TASK BRIEF: Quote the records that follow in full and exactly; leave out the pictures.

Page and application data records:
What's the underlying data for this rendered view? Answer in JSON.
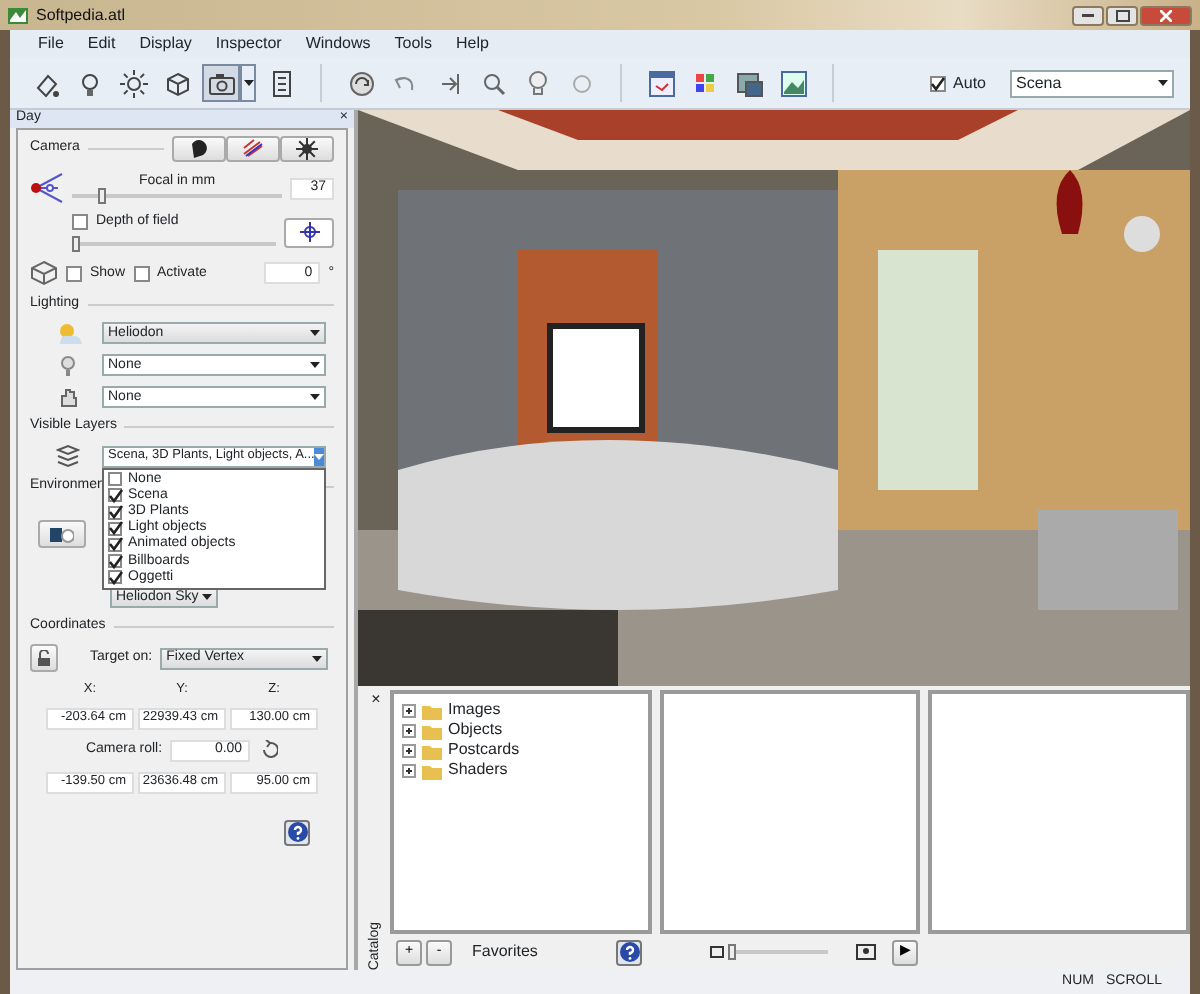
{
  "window": {
    "title": "Softpedia.atl"
  },
  "menu": [
    "File",
    "Edit",
    "Display",
    "Inspector",
    "Windows",
    "Tools",
    "Help"
  ],
  "toolbar": {
    "groups": [
      [
        {
          "kind": "button",
          "selected": false
        },
        {
          "kind": "button",
          "selected": false
        },
        {
          "kind": "button",
          "selected": false
        },
        {
          "kind": "button",
          "selected": false
        },
        {
          "kind": "split",
          "selected": true
        },
        {
          "kind": "button",
          "selected": false
        }
      ],
      [
        {
          "kind": "button",
          "selected": false
        },
        {
          "kind": "button",
          "selected": false
        },
        {
          "kind": "button",
          "selected": false
        },
        {
          "kind": "button",
          "selected": false
        },
        {
          "kind": "button",
          "selected": false
        },
        {
          "kind": "button",
          "selected": false
        }
      ],
      [
        {
          "kind": "button",
          "selected": false
        },
        {
          "kind": "button",
          "selected": false
        },
        {
          "kind": "button",
          "selected": false
        },
        {
          "kind": "button",
          "selected": false
        }
      ]
    ],
    "auto": {
      "label": "Auto",
      "checked": true
    },
    "scene": "Scena"
  },
  "panel": {
    "title": "Day",
    "close": "×",
    "camera": {
      "heading": "Camera",
      "focal": {
        "label": "Focal in mm",
        "level": 0.12,
        "value": "37"
      },
      "depth_of_field": {
        "label": "Depth of field",
        "checked": false,
        "level": 0
      },
      "show": {
        "label": "Show",
        "checked": false
      },
      "activate": {
        "label": "Activate",
        "checked": false
      },
      "angle": {
        "value": "0",
        "unit": "°"
      }
    },
    "lighting": {
      "heading": "Lighting",
      "selects": [
        "Heliodon",
        "None",
        "None"
      ]
    },
    "visible_layers": {
      "heading": "Visible Layers",
      "value": "Scena, 3D Plants, Light objects, A...",
      "expanded": true,
      "options": [
        {
          "label": "None",
          "checked": false
        },
        {
          "label": "Scena",
          "checked": true
        },
        {
          "label": "3D Plants",
          "checked": true
        },
        {
          "label": "Light objects",
          "checked": true
        },
        {
          "label": "Animated objects",
          "checked": true
        },
        {
          "label": "Billboards",
          "checked": true
        },
        {
          "label": "Oggetti",
          "checked": true
        }
      ]
    },
    "environment": {
      "heading": "Environmen",
      "sky": "Heliodon Sky"
    },
    "coordinates": {
      "heading": "Coordinates",
      "target_label": "Target on:",
      "target": "Fixed Vertex",
      "axes": [
        "X:",
        "Y:",
        "Z:"
      ],
      "position": [
        "-203.64 cm",
        "22939.43 cm",
        "130.00 cm"
      ],
      "roll_label": "Camera roll:",
      "roll": "0.00",
      "target_position": [
        "-139.50 cm",
        "23636.48 cm",
        "95.00 cm"
      ]
    }
  },
  "catalog": {
    "label": "Catalog",
    "close": "×",
    "tree": [
      {
        "label": "Images",
        "expanded": false
      },
      {
        "label": "Objects",
        "expanded": false
      },
      {
        "label": "Postcards",
        "expanded": false
      },
      {
        "label": "Shaders",
        "expanded": false
      }
    ],
    "add": "+",
    "remove": "-",
    "favorites": "Favorites",
    "play": "▶"
  },
  "status_bar": [
    "NUM",
    "SCROLL"
  ]
}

YOUR SOLUTION:
What's the underlying data for this rendered view? Answer in JSON.
{
  "window": {
    "title": "Softpedia.atl"
  },
  "menu": [
    "File",
    "Edit",
    "Display",
    "Inspector",
    "Windows",
    "Tools",
    "Help"
  ],
  "toolbar": {
    "groups": [
      [
        {
          "kind": "button",
          "selected": false
        },
        {
          "kind": "button",
          "selected": false
        },
        {
          "kind": "button",
          "selected": false
        },
        {
          "kind": "button",
          "selected": false
        },
        {
          "kind": "split",
          "selected": true
        },
        {
          "kind": "button",
          "selected": false
        }
      ],
      [
        {
          "kind": "button",
          "selected": false
        },
        {
          "kind": "button",
          "selected": false
        },
        {
          "kind": "button",
          "selected": false
        },
        {
          "kind": "button",
          "selected": false
        },
        {
          "kind": "button",
          "selected": false
        },
        {
          "kind": "button",
          "selected": false
        }
      ],
      [
        {
          "kind": "button",
          "selected": false
        },
        {
          "kind": "button",
          "selected": false
        },
        {
          "kind": "button",
          "selected": false
        },
        {
          "kind": "button",
          "selected": false
        }
      ]
    ],
    "auto": {
      "label": "Auto",
      "checked": true
    },
    "scene": "Scena"
  },
  "panel": {
    "title": "Day",
    "close": "×",
    "camera": {
      "heading": "Camera",
      "focal": {
        "label": "Focal in mm",
        "level": 0.12,
        "value": "37"
      },
      "depth_of_field": {
        "label": "Depth of field",
        "checked": false,
        "level": 0
      },
      "show": {
        "label": "Show",
        "checked": false
      },
      "activate": {
        "label": "Activate",
        "checked": false
      },
      "angle": {
        "value": "0",
        "unit": "°"
      }
    },
    "lighting": {
      "heading": "Lighting",
      "selects": [
        "Heliodon",
        "None",
        "None"
      ]
    },
    "visible_layers": {
      "heading": "Visible Layers",
      "value": "Scena, 3D Plants, Light objects, A...",
      "expanded": true,
      "options": [
        {
          "label": "None",
          "checked": false
        },
        {
          "label": "Scena",
          "checked": true
        },
        {
          "label": "3D Plants",
          "checked": true
        },
        {
          "label": "Light objects",
          "checked": true
        },
        {
          "label": "Animated objects",
          "checked": true
        },
        {
          "label": "Billboards",
          "checked": true
        },
        {
          "label": "Oggetti",
          "checked": true
        }
      ]
    },
    "environment": {
      "heading": "Environmen",
      "sky": "Heliodon Sky"
    },
    "coordinates": {
      "heading": "Coordinates",
      "target_label": "Target on:",
      "target": "Fixed Vertex",
      "axes": [
        "X:",
        "Y:",
        "Z:"
      ],
      "position": [
        "-203.64 cm",
        "22939.43 cm",
        "130.00 cm"
      ],
      "roll_label": "Camera roll:",
      "roll": "0.00",
      "target_position": [
        "-139.50 cm",
        "23636.48 cm",
        "95.00 cm"
      ]
    }
  },
  "catalog": {
    "label": "Catalog",
    "close": "×",
    "tree": [
      {
        "label": "Images",
        "expanded": false
      },
      {
        "label": "Objects",
        "expanded": false
      },
      {
        "label": "Postcards",
        "expanded": false
      },
      {
        "label": "Shaders",
        "expanded": false
      }
    ],
    "add": "+",
    "remove": "-",
    "favorites": "Favorites",
    "play": "▶"
  },
  "status_bar": [
    "NUM",
    "SCROLL"
  ]
}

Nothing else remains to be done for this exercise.